“I'm a little bit tired of listening to things that are pie in the sky, that we never are going to pass, are never going to afford," he said. "I think it's just disingenuous to promote those things. You've got to do something that's practical."

Bloomberg also was sharply critical of President Donald Trump's handling of climate change, saying that "he failed at business and now I think it's fair to say he is failing at government."

Speaking with reporters after a second New Hampshire event, Bloomberg was asked about the wealth tax proposed by Sen. Elizabeth Warren, D-Mass.

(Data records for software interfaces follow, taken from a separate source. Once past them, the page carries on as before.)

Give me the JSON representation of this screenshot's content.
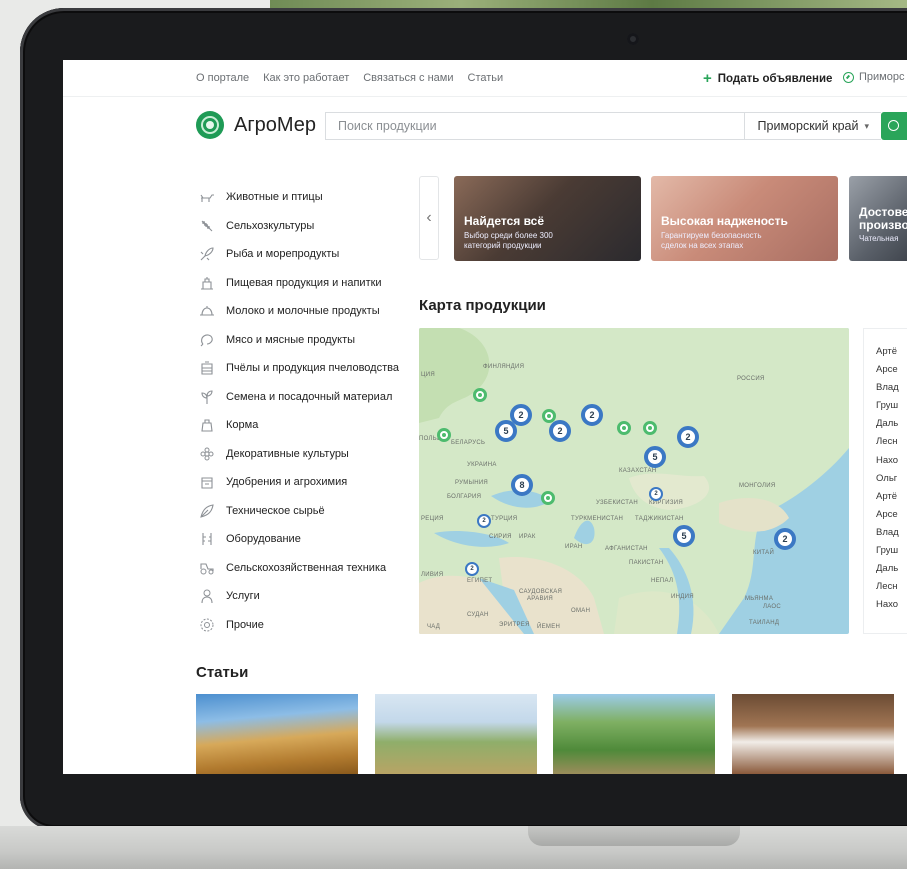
{
  "top_nav": {
    "links": [
      "О портале",
      "Как это работает",
      "Связаться с нами",
      "Статьи"
    ],
    "post_ad": "Подать объявление",
    "region": "Приморс"
  },
  "header": {
    "logo_text": "АгроМер",
    "search_placeholder": "Поиск продукции",
    "region_select": "Приморский край"
  },
  "categories": [
    {
      "label": "Животные и птицы",
      "icon": "animals-icon"
    },
    {
      "label": "Сельхозкультуры",
      "icon": "wheat-icon"
    },
    {
      "label": "Рыба и морепродукты",
      "icon": "fish-icon"
    },
    {
      "label": "Пищевая продукция и напитки",
      "icon": "food-icon"
    },
    {
      "label": "Молоко и молочные продукты",
      "icon": "milk-icon"
    },
    {
      "label": "Мясо и мясные продукты",
      "icon": "meat-icon"
    },
    {
      "label": "Пчёлы и продукция пчеловодства",
      "icon": "bee-icon"
    },
    {
      "label": "Семена и посадочный материал",
      "icon": "seedling-icon"
    },
    {
      "label": "Корма",
      "icon": "feed-icon"
    },
    {
      "label": "Декоративные культуры",
      "icon": "flower-icon"
    },
    {
      "label": "Удобрения и агрохимия",
      "icon": "fertilizer-icon"
    },
    {
      "label": "Техническое сырьё",
      "icon": "leaf-icon"
    },
    {
      "label": "Оборудование",
      "icon": "equipment-icon"
    },
    {
      "label": "Сельскохозяйственная техника",
      "icon": "tractor-icon"
    },
    {
      "label": "Услуги",
      "icon": "services-icon"
    },
    {
      "label": "Прочие",
      "icon": "gear-icon"
    }
  ],
  "banners": [
    {
      "title": "Найдется всё",
      "sub1": "Выбор среди более 300",
      "sub2": "категорий продукции"
    },
    {
      "title": "Высокая надженость",
      "sub1": "Гарантируем безопасность",
      "sub2": "сделок на всех этапах"
    },
    {
      "title": "Достове",
      "title2": "произво",
      "sub1": "Чательная"
    }
  ],
  "map_section": {
    "title": "Карта продукции",
    "labels": {
      "finland": "ФИНЛЯНДИЯ",
      "russia": "РОССИЯ",
      "ciya": "ЦИЯ",
      "poland": "ПОЛЬША",
      "belarus": "БЕЛАРУСЬ",
      "ukraine": "УКРАИНА",
      "romania": "РУМЫНИЯ",
      "bulgaria": "БОЛГАРИЯ",
      "kazakhstan": "КАЗАХСТАН",
      "mongolia": "МОНГОЛИЯ",
      "uzbekistan": "УЗБЕКИСТАН",
      "kyrgyzstan": "КИРГИЗИЯ",
      "turkey": "ТУРЦИЯ",
      "greece": "РЕЦИЯ",
      "turkmenistan": "ТУРКМЕНИСТАН",
      "tajikistan": "ТАДЖИКИСТАН",
      "syria": "СИРИЯ",
      "iraq": "ИРАК",
      "iran": "ИРАН",
      "afghanistan": "АФГАНИСТАН",
      "pakistan": "ПАКИСТАН",
      "china": "КИТАЙ",
      "libya": "ЛИВИЯ",
      "egypt": "ЕГИПЕТ",
      "saudi": "САУДОВСКАЯ",
      "saudi2": "АРАВИЯ",
      "nepal": "НЕПАЛ",
      "india": "ИНДИЯ",
      "oman": "ОМАН",
      "sudan": "СУДАН",
      "chad": "ЧАД",
      "eritrea": "ЭРИТРЕЯ",
      "yemen": "ЙЕМЕН",
      "myanmar": "МЬЯНМА",
      "laos": "ЛАОС",
      "thailand": "ТАИЛАНД"
    },
    "clusters": [
      "2",
      "5",
      "2",
      "2",
      "2",
      "5",
      "8",
      "2",
      "2",
      "5",
      "2",
      "2"
    ],
    "cities": [
      "Артё",
      "Арсе",
      "Влад",
      "Груш",
      "Даль",
      "Лесн",
      "Нахо",
      "Ольг",
      "Артё",
      "Арсе",
      "Влад",
      "Груш",
      "Даль",
      "Лесн",
      "Нахо"
    ]
  },
  "articles": {
    "title": "Статьи"
  },
  "colors": {
    "accent": "#2aa55a",
    "cluster": "#3b78c4",
    "marker": "#4dbb6e"
  }
}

He said the presidential contender's plan was potentially unconstitutional, and compared it to socialism. "It's called Venezuela," he added.

In laying out some basic principles of what he believes the Green New Deal must embrace, Bloomberg said it must include "a plan for major and comprehensive investment to create jobs and increase economic growth in coal regions and other areas ... where their economy is tied to fossil fuels," transitioning away from the fossil fuels to clean energy sources "as quickly as possible" and helping state and local governments "take more action."

"I've already begun working on putting together the details of what I believe is a Green New Deal, what it should look like," he said. "And whether I run for president or not, I will work to ensure that fighting climate change and spurring economic development in areas that have depended on fossil fuels is a top priority for the Democratic nominee."